I will repeat myself. I am not, nor will I ever be, a Bible scholar. But I do know a few things. The Bible is filled with gruesome and violent tales, there are lots of rules and prophecies, and there’s a whole lot of eating going on.
Since I was raised Catholic, we were not encouraged to actually read The Bible and spout out chapters and verses. I remember getting little red copies of the New Testament in grade school, but I was never able to get past the “begats.” In my freshman year of college, I took a humanities class where we studied a few books of The Bible and discussed them as literature. I managed to read all of Genesis and get the gist of Exodus, so after college, I thought I might pick up where I left off with Leviticus.
This was the book that kick-started the idea of moralizing about food within the whole judeo-christian-islamic belief complex. There’s all this stuff about what to eat and what not to eat in Leviticus and later in Deuteronomy. I especially like the rules about not eating the meat of a baby goat that’s cooked in its mother’s milk. So you have to realize that people must have been doing a whole lot of that if they had to make a rule against it, right?
Sure, there are some good common sense reasons not to eat vultures and pigs, who will eat just about anything.
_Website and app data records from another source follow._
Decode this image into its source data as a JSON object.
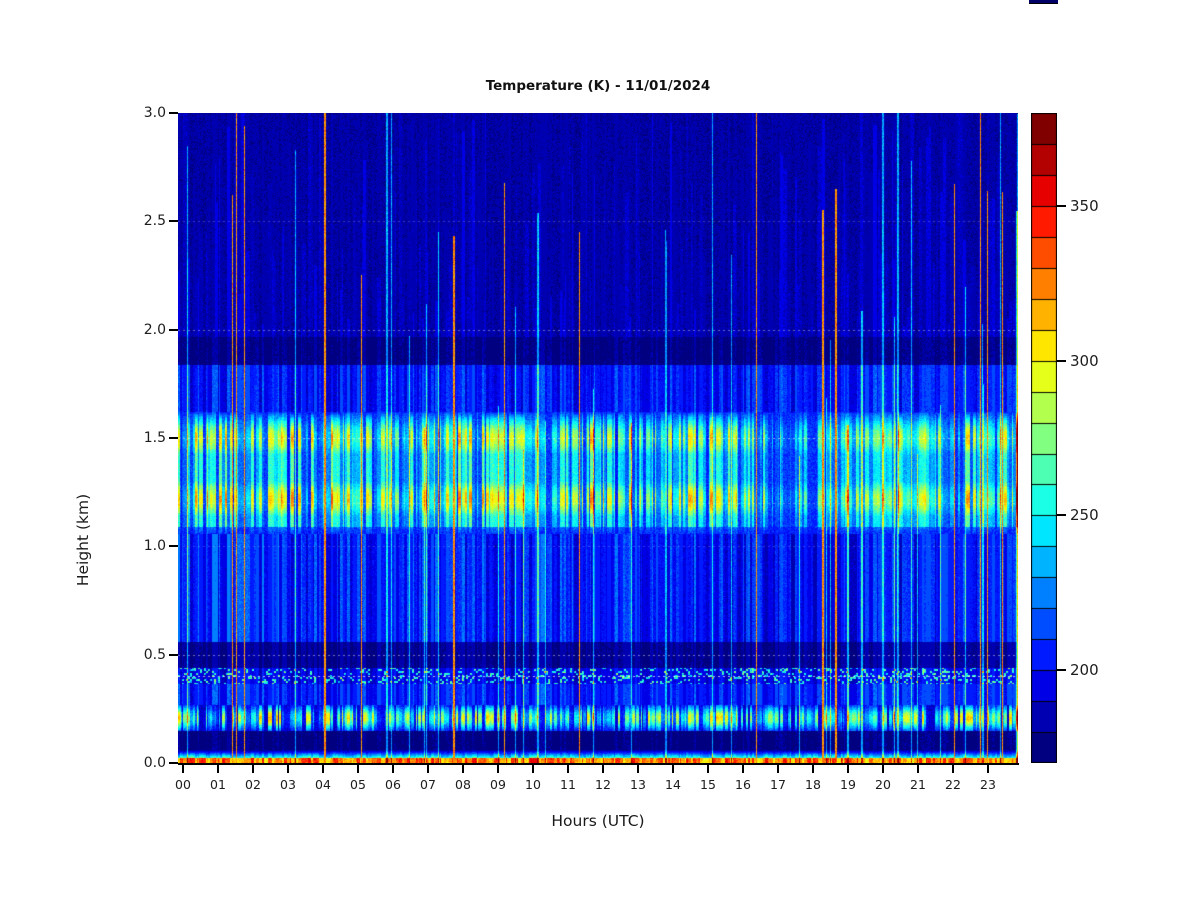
{
  "title": "Temperature (K) - 11/01/2024",
  "x_axis": {
    "label": "Hours (UTC)",
    "ticks": [
      "00",
      "01",
      "02",
      "03",
      "04",
      "05",
      "06",
      "07",
      "08",
      "09",
      "10",
      "11",
      "12",
      "13",
      "14",
      "15",
      "16",
      "17",
      "18",
      "19",
      "20",
      "21",
      "22",
      "23"
    ]
  },
  "y_axis": {
    "label": "Height (km)",
    "ticks": [
      "3.0",
      "2.5",
      "2.0",
      "1.5",
      "1.0",
      "0.5",
      "0.0"
    ]
  },
  "colorbar_ticks": [
    "350",
    "300",
    "250",
    "200"
  ],
  "artifact": {
    "top_edge_fragment_color": "#000066"
  },
  "chart_data": {
    "type": "heatmap",
    "title": "Temperature (K) - 11/01/2024",
    "xlabel": "Hours (UTC)",
    "ylabel": "Height (km)",
    "x_range_hours": [
      0,
      24
    ],
    "y_range_km": [
      0,
      3
    ],
    "x_tick_hours": [
      0,
      1,
      2,
      3,
      4,
      5,
      6,
      7,
      8,
      9,
      10,
      11,
      12,
      13,
      14,
      15,
      16,
      17,
      18,
      19,
      20,
      21,
      22,
      23
    ],
    "y_tick_km": [
      3.0,
      2.5,
      2.0,
      1.5,
      1.0,
      0.5,
      0.0
    ],
    "seed": 20241101,
    "colorbar": {
      "min": 170,
      "max": 380,
      "step": 10,
      "ticks": [
        350,
        300,
        250,
        200
      ],
      "palette": [
        "#000080",
        "#0000B3",
        "#0000E6",
        "#001AFF",
        "#004DFF",
        "#0080FF",
        "#00B3FF",
        "#00E6FF",
        "#1AFFE6",
        "#4DFFB3",
        "#80FF80",
        "#B3FF4D",
        "#E6FF1A",
        "#FFE600",
        "#FFB300",
        "#FF8000",
        "#FF4D00",
        "#FF1A00",
        "#E60000",
        "#B30000",
        "#800000"
      ]
    },
    "features": {
      "bands": [
        {
          "height_km": [
            0.0,
            0.026
          ],
          "desc": "surface hot layer",
          "temp_K": [
            298,
            355
          ]
        },
        {
          "height_km": [
            0.06,
            0.15
          ],
          "desc": "dark cold layer",
          "temp_K": [
            173,
            182
          ]
        },
        {
          "height_km": [
            0.15,
            0.27
          ],
          "desc": "speckled warm layer near 0.21 km",
          "temp_K": [
            190,
            325
          ]
        },
        {
          "height_km": [
            0.365,
            0.44
          ],
          "desc": "speckled cyan dots layer",
          "temp_K": [
            186,
            270
          ]
        },
        {
          "height_km": [
            0.44,
            0.56
          ],
          "desc": "dark cold layer",
          "temp_K": [
            174,
            186
          ]
        },
        {
          "height_km": [
            0.56,
            1.06
          ],
          "desc": "striped blue region, darker in evening",
          "temp_K": [
            182,
            230
          ]
        },
        {
          "height_km": [
            1.06,
            1.62
          ],
          "desc": "main warm band, hot cores near 1.22 and 1.50 km",
          "temp_K": [
            205,
            345
          ]
        },
        {
          "height_km": [
            1.62,
            1.84
          ],
          "desc": "striped blue region",
          "temp_K": [
            189,
            222
          ]
        },
        {
          "height_km": [
            1.84,
            1.97
          ],
          "desc": "dark cold layer",
          "temp_K": [
            173,
            183
          ]
        },
        {
          "height_km": [
            1.97,
            3.0
          ],
          "desc": "cold background with sparse bright thin columns",
          "temp_K": [
            178,
            250
          ]
        }
      ],
      "band_intensity_by_hour": [
        0.95,
        0.9,
        0.95,
        0.9,
        0.95,
        0.8,
        0.85,
        0.9,
        0.95,
        0.85,
        0.9,
        0.95,
        0.8,
        0.75,
        0.9,
        0.95,
        0.7,
        0.55,
        0.55,
        0.7,
        0.8,
        0.75,
        0.85,
        0.8
      ],
      "low_band_intensity_by_hour": [
        0.9,
        0.85,
        0.9,
        0.8,
        0.85,
        0.8,
        0.75,
        0.8,
        0.85,
        0.8,
        0.75,
        0.8,
        0.7,
        0.75,
        0.8,
        0.85,
        0.7,
        0.65,
        0.75,
        0.85,
        0.9,
        0.85,
        0.9,
        0.85
      ],
      "subkm_darkness_by_hour": [
        0.2,
        0.2,
        0.25,
        0.3,
        0.3,
        0.35,
        0.3,
        0.3,
        0.35,
        0.4,
        0.35,
        0.3,
        0.4,
        0.45,
        0.4,
        0.45,
        0.65,
        0.8,
        0.8,
        0.7,
        0.6,
        0.55,
        0.5,
        0.55
      ],
      "gridlines_km": [
        {
          "h": 0.4,
          "alpha": 0.7
        },
        {
          "h": 0.5,
          "alpha": 0.45
        },
        {
          "h": 1.0,
          "alpha": 0.2
        },
        {
          "h": 1.2,
          "alpha": 0.3
        },
        {
          "h": 1.5,
          "alpha": 0.5
        },
        {
          "h": 2.0,
          "alpha": 0.4
        },
        {
          "h": 2.5,
          "alpha": 0.22
        }
      ]
    }
  }
}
Best to stick to the chickens and the “cud-chewers,” who can keep us closer to the top of the food chain. Oh, and vegetables, of course.
It reminds me once again of the ancient Mexican tribes who shared their peyote trips on down the line. Of course, in this situation, only the priests were able to remain “clean.” At least with the early people of God, they shared their superiority with each other and only dumped the unclean food on foreigners and outsiders.